The data: Begin
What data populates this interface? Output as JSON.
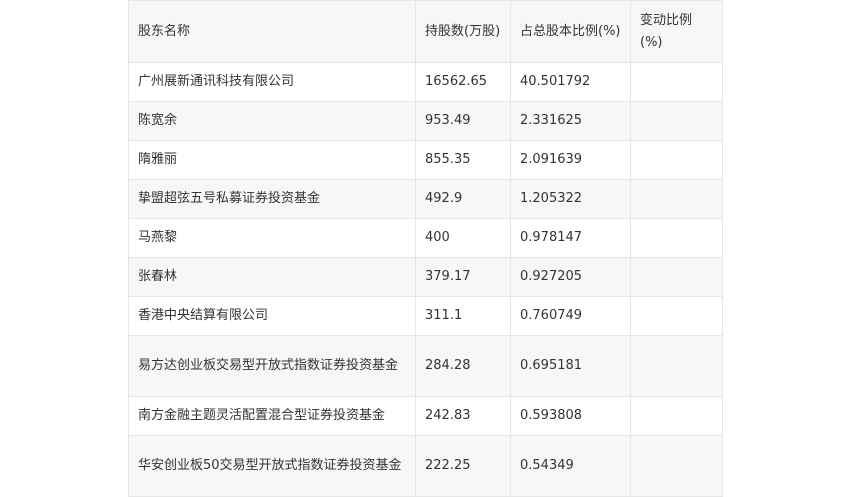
{
  "table": {
    "headers": [
      "股东名称",
      "持股数(万股)",
      "占总股本比例(%)",
      "变动比例(%)"
    ],
    "rows": [
      [
        "广州展新通讯科技有限公司",
        "16562.65",
        "40.501792",
        ""
      ],
      [
        "陈宽余",
        "953.49",
        "2.331625",
        ""
      ],
      [
        "隋雅丽",
        "855.35",
        "2.091639",
        ""
      ],
      [
        "挚盟超弦五号私募证券投资基金",
        "492.9",
        "1.205322",
        ""
      ],
      [
        "马燕黎",
        "400",
        "0.978147",
        ""
      ],
      [
        "张春林",
        "379.17",
        "0.927205",
        ""
      ],
      [
        "香港中央结算有限公司",
        "311.1",
        "0.760749",
        ""
      ],
      [
        "易方达创业板交易型开放式指数证券投资基金",
        "284.28",
        "0.695181",
        ""
      ],
      [
        "南方金融主题灵活配置混合型证券投资基金",
        "242.83",
        "0.593808",
        ""
      ],
      [
        "华安创业板50交易型开放式指数证券投资基金",
        "222.25",
        "0.54349",
        ""
      ]
    ]
  }
}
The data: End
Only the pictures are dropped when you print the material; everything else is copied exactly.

What data populates this interface? Output as JSON.
{
  "table": {
    "headers": [
      "股东名称",
      "持股数(万股)",
      "占总股本比例(%)",
      "变动比例(%)"
    ],
    "rows": [
      [
        "广州展新通讯科技有限公司",
        "16562.65",
        "40.501792",
        ""
      ],
      [
        "陈宽余",
        "953.49",
        "2.331625",
        ""
      ],
      [
        "隋雅丽",
        "855.35",
        "2.091639",
        ""
      ],
      [
        "挚盟超弦五号私募证券投资基金",
        "492.9",
        "1.205322",
        ""
      ],
      [
        "马燕黎",
        "400",
        "0.978147",
        ""
      ],
      [
        "张春林",
        "379.17",
        "0.927205",
        ""
      ],
      [
        "香港中央结算有限公司",
        "311.1",
        "0.760749",
        ""
      ],
      [
        "易方达创业板交易型开放式指数证券投资基金",
        "284.28",
        "0.695181",
        ""
      ],
      [
        "南方金融主题灵活配置混合型证券投资基金",
        "242.83",
        "0.593808",
        ""
      ],
      [
        "华安创业板50交易型开放式指数证券投资基金",
        "222.25",
        "0.54349",
        ""
      ]
    ]
  }
}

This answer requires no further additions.